ABOUT THIS EXERCISE :: Every line of the data should be retyped with no difference from the original.

··· DATASET ENTRIES

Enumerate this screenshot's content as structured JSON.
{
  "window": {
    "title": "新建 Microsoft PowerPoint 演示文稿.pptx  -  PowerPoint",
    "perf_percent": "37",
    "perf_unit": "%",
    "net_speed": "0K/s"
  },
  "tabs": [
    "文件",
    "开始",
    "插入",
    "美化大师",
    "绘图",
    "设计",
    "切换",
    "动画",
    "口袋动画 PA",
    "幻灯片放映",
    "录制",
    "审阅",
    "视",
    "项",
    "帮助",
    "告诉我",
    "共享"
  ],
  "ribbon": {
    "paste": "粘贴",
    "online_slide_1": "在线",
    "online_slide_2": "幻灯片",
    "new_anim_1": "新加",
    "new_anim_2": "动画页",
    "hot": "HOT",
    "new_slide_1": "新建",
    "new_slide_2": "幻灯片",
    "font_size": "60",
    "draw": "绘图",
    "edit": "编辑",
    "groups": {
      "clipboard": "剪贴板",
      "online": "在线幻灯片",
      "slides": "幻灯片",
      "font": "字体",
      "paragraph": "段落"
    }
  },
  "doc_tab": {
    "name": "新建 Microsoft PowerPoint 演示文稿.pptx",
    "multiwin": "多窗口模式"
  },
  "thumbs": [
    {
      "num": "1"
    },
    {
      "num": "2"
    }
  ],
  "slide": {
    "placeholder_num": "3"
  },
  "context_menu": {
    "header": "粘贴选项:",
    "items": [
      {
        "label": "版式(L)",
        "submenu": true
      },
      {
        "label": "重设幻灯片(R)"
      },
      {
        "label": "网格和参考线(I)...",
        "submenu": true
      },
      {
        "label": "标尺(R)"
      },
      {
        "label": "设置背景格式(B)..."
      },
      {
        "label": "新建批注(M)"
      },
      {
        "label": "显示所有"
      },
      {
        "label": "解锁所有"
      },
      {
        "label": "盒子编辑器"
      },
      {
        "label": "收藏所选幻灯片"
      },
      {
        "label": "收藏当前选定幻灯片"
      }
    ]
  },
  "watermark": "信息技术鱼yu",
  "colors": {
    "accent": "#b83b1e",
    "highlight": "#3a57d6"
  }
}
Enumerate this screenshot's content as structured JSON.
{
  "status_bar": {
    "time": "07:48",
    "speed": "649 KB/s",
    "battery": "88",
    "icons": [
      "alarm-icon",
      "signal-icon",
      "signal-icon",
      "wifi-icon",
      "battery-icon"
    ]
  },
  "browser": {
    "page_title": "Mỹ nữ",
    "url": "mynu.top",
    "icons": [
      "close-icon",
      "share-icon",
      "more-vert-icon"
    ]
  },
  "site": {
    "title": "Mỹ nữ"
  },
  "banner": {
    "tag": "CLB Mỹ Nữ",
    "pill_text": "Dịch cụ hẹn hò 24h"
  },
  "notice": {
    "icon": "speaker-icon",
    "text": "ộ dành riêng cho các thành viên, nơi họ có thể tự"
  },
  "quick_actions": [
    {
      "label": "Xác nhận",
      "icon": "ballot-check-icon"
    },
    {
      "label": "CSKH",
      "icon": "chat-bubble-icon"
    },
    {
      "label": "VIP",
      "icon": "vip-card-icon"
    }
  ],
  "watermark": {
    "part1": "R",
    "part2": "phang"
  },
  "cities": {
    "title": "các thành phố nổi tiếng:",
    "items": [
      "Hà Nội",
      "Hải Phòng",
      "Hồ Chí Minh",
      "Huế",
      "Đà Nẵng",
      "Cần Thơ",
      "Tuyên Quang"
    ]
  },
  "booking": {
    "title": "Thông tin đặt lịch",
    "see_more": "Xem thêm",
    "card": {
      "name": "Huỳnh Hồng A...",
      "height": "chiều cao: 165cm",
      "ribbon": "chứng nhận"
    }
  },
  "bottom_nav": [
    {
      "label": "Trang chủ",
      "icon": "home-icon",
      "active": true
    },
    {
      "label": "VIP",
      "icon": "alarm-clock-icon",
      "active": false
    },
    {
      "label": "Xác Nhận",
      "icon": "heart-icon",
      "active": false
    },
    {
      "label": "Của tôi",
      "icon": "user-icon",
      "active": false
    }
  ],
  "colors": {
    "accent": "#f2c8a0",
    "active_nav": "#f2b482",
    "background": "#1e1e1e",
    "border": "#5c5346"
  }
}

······

WRITTEN RESPONSE ::
Enumerate this screenshot's content as structured JSON.
{
  "window": {
    "title": "新建 Microsoft PowerPoint 演示文稿.pptx  -  PowerPoint",
    "perf_percent": "37",
    "perf_unit": "%",
    "net_speed": "0K/s"
  },
  "tabs": [
    "文件",
    "开始",
    "插入",
    "美化大师",
    "绘图",
    "设计",
    "切换",
    "动画",
    "口袋动画 PA",
    "幻灯片放映",
    "录制",
    "审阅",
    "视",
    "项",
    "帮助",
    "告诉我",
    "共享"
  ],
  "ribbon": {
    "paste": "粘贴",
    "online_slide_1": "在线",
    "online_slide_2": "幻灯片",
    "new_anim_1": "新加",
    "new_anim_2": "动画页",
    "hot": "HOT",
    "new_slide_1": "新建",
    "new_slide_2": "幻灯片",
    "font_size": "60",
    "draw": "绘图",
    "edit": "编辑",
    "groups": {
      "clipboard": "剪贴板",
      "online": "在线幻灯片",
      "slides": "幻灯片",
      "font": "字体",
      "paragraph": "段落"
    }
  },
  "doc_tab": {
    "name": "新建 Microsoft PowerPoint 演示文稿.pptx",
    "multiwin": "多窗口模式"
  },
  "thumbs": [
    {
      "num": "1"
    },
    {
      "num": "2"
    }
  ],
  "slide": {
    "placeholder_num": "3"
  },
  "context_menu": {
    "header": "粘贴选项:",
    "items": [
      {
        "label": "版式(L)",
        "submenu": true
      },
      {
        "label": "重设幻灯片(R)"
      },
      {
        "label": "网格和参考线(I)...",
        "submenu": true
      },
      {
        "label": "标尺(R)"
      },
      {
        "label": "设置背景格式(B)..."
      },
      {
        "label": "新建批注(M)"
      },
      {
        "label": "显示所有"
      },
      {
        "label": "解锁所有"
      },
      {
        "label": "盒子编辑器"
      },
      {
        "label": "收藏所选幻灯片"
      },
      {
        "label": "收藏当前选定幻灯片"
      }
    ]
  },
  "watermark": "信息技术鱼yu",
  "colors": {
    "accent": "#b83b1e",
    "highlight": "#3a57d6"
  }
}
Enumerate this screenshot's content as structured JSON.
{
  "status_bar": {
    "time": "07:48",
    "speed": "649 KB/s",
    "battery": "88",
    "icons": [
      "alarm-icon",
      "signal-icon",
      "signal-icon",
      "wifi-icon",
      "battery-icon"
    ]
  },
  "browser": {
    "page_title": "Mỹ nữ",
    "url": "mynu.top",
    "icons": [
      "close-icon",
      "share-icon",
      "more-vert-icon"
    ]
  },
  "site": {
    "title": "Mỹ nữ"
  },
  "banner": {
    "tag": "CLB Mỹ Nữ",
    "pill_text": "Dịch cụ hẹn hò 24h"
  },
  "notice": {
    "icon": "speaker-icon",
    "text": "ộ dành riêng cho các thành viên, nơi họ có thể tự"
  },
  "quick_actions": [
    {
      "label": "Xác nhận",
      "icon": "ballot-check-icon"
    },
    {
      "label": "CSKH",
      "icon": "chat-bubble-icon"
    },
    {
      "label": "VIP",
      "icon": "vip-card-icon"
    }
  ],
  "watermark": {
    "part1": "R",
    "part2": "phang"
  },
  "cities": {
    "title": "các thành phố nổi tiếng:",
    "items": [
      "Hà Nội",
      "Hải Phòng",
      "Hồ Chí Minh",
      "Huế",
      "Đà Nẵng",
      "Cần Thơ",
      "Tuyên Quang"
    ]
  },
  "booking": {
    "title": "Thông tin đặt lịch",
    "see_more": "Xem thêm",
    "card": {
      "name": "Huỳnh Hồng A...",
      "height": "chiều cao: 165cm",
      "ribbon": "chứng nhận"
    }
  },
  "bottom_nav": [
    {
      "label": "Trang chủ",
      "icon": "home-icon",
      "active": true
    },
    {
      "label": "VIP",
      "icon": "alarm-clock-icon",
      "active": false
    },
    {
      "label": "Xác Nhận",
      "icon": "heart-icon",
      "active": false
    },
    {
      "label": "Của tôi",
      "icon": "user-icon",
      "active": false
    }
  ],
  "colors": {
    "accent": "#f2c8a0",
    "active_nav": "#f2b482",
    "background": "#1e1e1e",
    "border": "#5c5346"
  }
}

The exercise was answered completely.